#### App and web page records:
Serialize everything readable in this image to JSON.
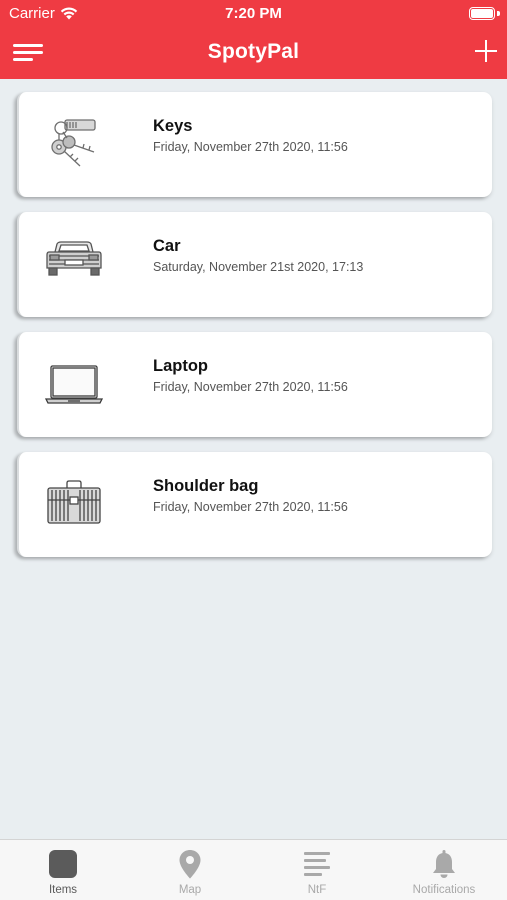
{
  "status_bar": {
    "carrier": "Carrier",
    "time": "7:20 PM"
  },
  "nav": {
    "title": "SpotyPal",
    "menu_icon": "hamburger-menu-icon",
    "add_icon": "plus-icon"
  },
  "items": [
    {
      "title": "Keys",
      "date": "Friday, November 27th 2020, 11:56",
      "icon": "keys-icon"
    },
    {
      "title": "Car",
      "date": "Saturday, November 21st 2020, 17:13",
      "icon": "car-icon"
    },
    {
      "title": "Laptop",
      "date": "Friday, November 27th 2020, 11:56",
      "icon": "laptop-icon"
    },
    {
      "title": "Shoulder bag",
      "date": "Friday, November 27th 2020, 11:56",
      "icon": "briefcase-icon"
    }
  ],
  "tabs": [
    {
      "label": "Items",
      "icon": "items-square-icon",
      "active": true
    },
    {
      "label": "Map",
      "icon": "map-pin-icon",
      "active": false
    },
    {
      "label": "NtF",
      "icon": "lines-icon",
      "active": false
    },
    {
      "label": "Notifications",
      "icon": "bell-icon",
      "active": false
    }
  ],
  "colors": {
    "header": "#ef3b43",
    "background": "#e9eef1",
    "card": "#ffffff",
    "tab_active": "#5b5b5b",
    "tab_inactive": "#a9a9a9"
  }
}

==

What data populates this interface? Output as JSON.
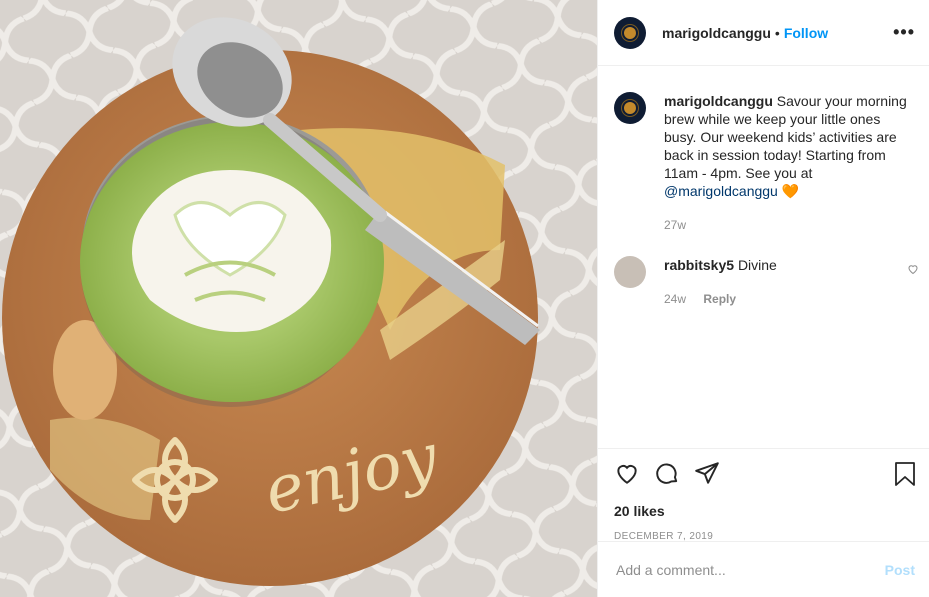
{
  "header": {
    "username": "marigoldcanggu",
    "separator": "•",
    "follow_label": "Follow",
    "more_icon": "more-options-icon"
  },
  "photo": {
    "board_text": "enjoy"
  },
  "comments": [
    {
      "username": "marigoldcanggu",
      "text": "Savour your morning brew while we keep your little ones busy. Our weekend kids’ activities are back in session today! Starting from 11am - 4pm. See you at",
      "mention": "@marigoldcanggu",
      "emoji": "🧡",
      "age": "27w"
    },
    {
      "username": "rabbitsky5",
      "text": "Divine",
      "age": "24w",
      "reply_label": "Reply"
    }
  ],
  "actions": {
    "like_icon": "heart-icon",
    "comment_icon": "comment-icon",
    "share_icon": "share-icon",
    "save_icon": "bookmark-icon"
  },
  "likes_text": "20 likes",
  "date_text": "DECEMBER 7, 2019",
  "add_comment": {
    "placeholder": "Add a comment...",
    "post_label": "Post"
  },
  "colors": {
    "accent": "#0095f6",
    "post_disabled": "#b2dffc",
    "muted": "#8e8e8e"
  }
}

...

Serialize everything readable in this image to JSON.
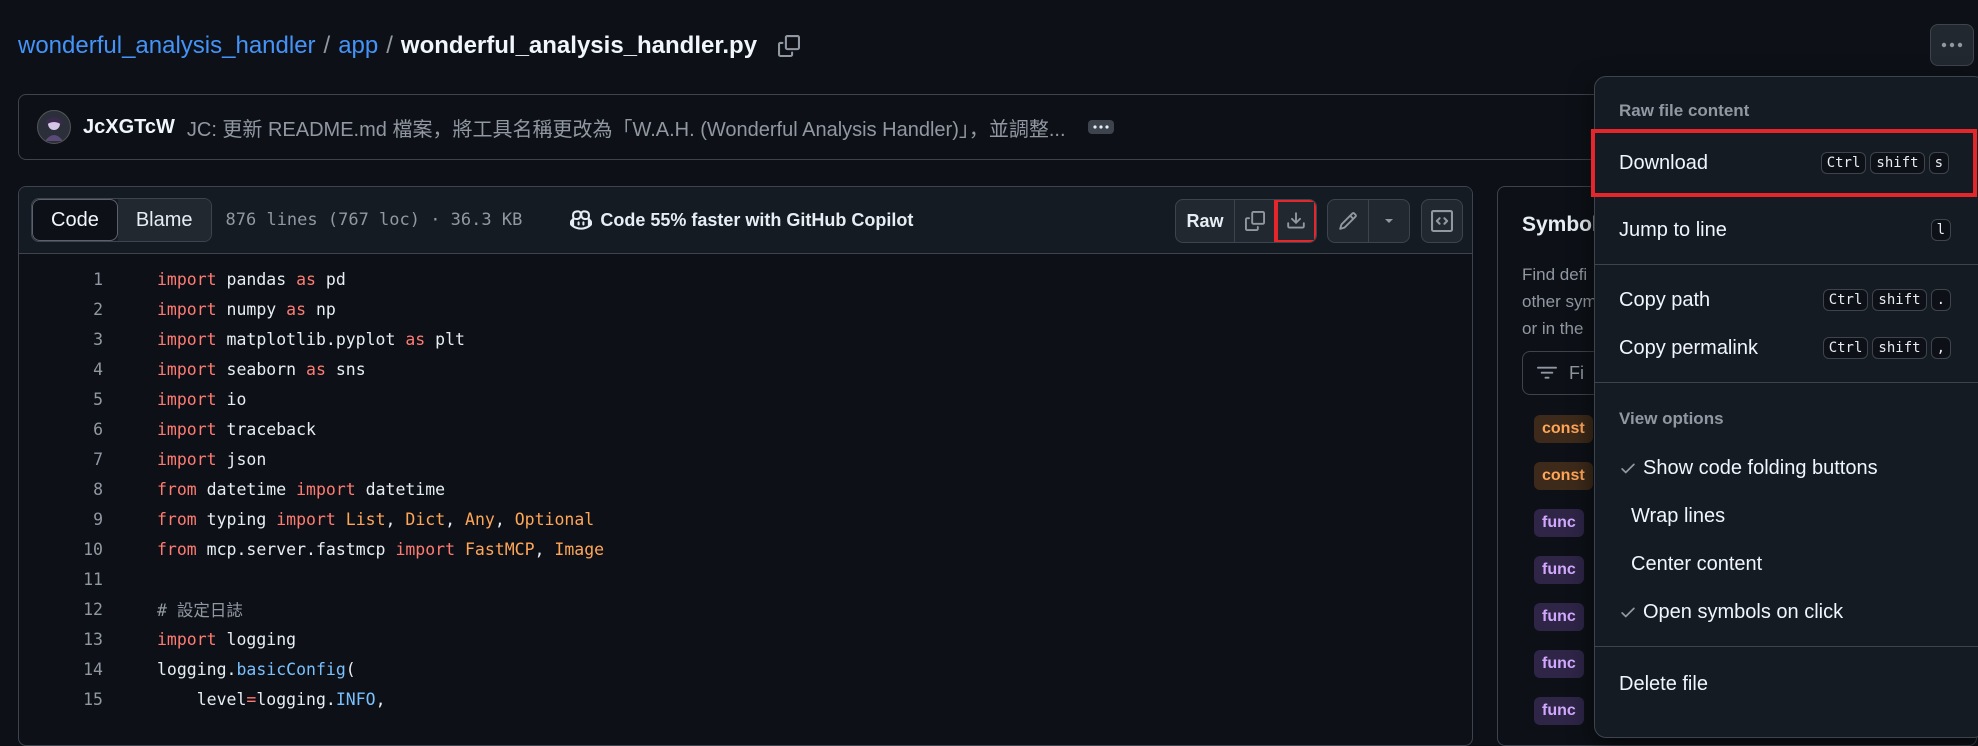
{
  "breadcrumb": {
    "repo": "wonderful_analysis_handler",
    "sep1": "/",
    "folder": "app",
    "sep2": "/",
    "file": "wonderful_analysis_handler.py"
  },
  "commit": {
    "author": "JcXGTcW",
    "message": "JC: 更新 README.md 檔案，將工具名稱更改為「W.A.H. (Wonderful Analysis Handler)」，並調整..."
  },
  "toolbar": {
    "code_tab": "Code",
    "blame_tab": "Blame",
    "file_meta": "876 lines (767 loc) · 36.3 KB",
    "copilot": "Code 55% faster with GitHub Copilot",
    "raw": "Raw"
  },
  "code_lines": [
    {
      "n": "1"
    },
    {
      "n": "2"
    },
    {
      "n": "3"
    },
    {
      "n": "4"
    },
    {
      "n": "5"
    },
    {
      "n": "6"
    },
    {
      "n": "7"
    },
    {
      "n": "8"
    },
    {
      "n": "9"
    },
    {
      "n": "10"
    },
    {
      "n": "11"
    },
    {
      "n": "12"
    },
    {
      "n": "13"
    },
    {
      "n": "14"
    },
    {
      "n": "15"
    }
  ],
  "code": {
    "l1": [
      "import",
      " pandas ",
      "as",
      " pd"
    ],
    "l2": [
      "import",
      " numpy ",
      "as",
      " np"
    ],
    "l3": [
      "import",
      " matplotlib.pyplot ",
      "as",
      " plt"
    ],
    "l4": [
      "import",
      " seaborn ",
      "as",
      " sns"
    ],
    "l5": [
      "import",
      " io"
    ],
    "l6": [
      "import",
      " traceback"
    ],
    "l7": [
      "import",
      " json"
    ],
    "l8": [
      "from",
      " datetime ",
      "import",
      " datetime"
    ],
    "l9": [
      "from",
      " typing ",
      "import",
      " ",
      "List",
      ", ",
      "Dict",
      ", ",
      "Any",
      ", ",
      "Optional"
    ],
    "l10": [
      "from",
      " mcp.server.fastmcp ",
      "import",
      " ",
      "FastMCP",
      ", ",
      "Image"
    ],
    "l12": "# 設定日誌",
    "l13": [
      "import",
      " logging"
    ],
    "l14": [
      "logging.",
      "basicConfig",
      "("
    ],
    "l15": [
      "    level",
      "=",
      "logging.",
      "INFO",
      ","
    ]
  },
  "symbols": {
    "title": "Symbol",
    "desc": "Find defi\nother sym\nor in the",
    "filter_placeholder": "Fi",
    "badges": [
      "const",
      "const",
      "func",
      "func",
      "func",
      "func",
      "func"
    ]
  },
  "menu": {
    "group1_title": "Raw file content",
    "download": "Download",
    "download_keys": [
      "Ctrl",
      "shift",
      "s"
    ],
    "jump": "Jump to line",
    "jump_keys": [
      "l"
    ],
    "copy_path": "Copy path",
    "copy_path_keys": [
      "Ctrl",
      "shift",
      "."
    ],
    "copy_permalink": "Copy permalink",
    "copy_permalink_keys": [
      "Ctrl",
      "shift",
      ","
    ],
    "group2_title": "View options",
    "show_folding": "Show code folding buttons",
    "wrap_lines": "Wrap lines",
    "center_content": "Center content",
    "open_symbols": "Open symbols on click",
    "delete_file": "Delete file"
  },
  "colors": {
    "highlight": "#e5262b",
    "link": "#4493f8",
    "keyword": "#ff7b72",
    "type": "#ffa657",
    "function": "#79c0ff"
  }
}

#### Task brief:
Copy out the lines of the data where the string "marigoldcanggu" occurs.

#### Answer to the exercise:
    "username": "marigoldcanggu",
      "username": "marigoldcanggu",
      "mention": "@marigoldcanggu",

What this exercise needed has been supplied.